WORK INSTRUCTION:
Counting only lines that contain "Setup", how many are there in the records below? Give the figure alone.

DATASET ENTRIES:
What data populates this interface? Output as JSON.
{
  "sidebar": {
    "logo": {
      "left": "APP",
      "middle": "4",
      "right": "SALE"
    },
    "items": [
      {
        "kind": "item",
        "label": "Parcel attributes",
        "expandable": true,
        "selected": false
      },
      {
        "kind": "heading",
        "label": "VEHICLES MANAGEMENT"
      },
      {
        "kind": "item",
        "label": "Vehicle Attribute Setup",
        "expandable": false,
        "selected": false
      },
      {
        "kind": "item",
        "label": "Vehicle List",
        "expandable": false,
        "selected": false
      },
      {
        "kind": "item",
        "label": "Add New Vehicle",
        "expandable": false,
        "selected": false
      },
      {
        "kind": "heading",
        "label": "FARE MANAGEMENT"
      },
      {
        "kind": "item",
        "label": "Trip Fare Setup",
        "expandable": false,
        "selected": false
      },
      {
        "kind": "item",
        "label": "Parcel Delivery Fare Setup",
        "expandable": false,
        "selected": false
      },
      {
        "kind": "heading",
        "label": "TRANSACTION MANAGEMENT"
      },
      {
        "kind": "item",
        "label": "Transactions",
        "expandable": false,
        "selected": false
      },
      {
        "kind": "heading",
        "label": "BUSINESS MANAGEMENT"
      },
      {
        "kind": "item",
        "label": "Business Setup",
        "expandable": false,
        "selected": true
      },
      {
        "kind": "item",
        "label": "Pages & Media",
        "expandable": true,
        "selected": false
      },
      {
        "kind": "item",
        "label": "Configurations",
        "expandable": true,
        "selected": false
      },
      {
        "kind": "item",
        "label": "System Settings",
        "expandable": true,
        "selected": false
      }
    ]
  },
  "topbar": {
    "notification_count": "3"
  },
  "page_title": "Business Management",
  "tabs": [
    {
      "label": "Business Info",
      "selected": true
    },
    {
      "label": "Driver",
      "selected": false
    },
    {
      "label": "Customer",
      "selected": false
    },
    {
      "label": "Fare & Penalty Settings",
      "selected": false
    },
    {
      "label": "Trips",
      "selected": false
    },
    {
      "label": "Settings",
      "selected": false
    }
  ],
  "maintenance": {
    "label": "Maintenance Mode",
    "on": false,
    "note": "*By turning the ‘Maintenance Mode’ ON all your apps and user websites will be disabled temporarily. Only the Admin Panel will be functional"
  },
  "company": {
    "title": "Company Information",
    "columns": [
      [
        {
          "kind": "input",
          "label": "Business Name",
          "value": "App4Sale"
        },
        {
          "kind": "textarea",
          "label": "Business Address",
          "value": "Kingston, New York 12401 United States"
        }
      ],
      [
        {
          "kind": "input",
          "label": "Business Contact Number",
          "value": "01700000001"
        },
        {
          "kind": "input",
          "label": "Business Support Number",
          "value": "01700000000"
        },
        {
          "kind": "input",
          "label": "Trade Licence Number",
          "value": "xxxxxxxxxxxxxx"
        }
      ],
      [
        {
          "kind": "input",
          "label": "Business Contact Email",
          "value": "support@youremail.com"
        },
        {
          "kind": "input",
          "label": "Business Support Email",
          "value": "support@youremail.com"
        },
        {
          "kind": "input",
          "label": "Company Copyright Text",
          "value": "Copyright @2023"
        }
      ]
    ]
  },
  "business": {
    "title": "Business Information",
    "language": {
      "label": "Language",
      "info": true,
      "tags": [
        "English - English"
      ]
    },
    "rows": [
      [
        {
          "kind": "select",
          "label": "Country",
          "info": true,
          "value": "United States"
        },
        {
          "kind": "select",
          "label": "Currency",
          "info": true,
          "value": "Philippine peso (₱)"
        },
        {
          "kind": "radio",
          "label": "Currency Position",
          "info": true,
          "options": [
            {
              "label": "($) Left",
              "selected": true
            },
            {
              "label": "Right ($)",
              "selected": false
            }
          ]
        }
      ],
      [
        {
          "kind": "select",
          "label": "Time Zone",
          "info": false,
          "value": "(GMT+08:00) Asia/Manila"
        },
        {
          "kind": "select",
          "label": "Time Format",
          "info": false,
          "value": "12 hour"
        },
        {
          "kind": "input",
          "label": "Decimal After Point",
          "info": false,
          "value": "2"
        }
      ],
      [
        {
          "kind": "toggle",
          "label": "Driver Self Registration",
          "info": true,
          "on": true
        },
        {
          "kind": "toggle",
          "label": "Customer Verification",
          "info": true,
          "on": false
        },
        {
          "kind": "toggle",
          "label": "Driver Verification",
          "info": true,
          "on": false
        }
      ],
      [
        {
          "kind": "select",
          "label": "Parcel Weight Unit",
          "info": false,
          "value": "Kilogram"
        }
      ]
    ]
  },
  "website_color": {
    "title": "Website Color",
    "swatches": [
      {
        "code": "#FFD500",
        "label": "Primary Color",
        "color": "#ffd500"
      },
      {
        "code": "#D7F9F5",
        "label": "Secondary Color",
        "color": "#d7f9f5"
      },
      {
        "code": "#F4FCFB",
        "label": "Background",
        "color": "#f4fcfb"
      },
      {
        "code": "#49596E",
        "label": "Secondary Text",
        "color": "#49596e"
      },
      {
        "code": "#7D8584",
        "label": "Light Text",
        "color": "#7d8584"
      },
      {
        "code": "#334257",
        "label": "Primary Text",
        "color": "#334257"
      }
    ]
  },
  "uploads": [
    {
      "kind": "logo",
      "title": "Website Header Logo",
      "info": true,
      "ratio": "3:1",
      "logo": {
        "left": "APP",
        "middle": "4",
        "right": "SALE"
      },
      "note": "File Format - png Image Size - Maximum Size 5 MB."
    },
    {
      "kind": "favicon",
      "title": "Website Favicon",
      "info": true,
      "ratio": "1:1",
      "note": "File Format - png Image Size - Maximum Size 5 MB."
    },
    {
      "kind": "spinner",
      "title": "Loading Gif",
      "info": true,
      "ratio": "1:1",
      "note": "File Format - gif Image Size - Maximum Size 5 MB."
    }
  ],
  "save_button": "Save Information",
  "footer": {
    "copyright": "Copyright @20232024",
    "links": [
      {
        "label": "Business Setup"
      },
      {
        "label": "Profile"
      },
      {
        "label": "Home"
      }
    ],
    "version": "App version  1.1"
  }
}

YOUR RESPONSE:
5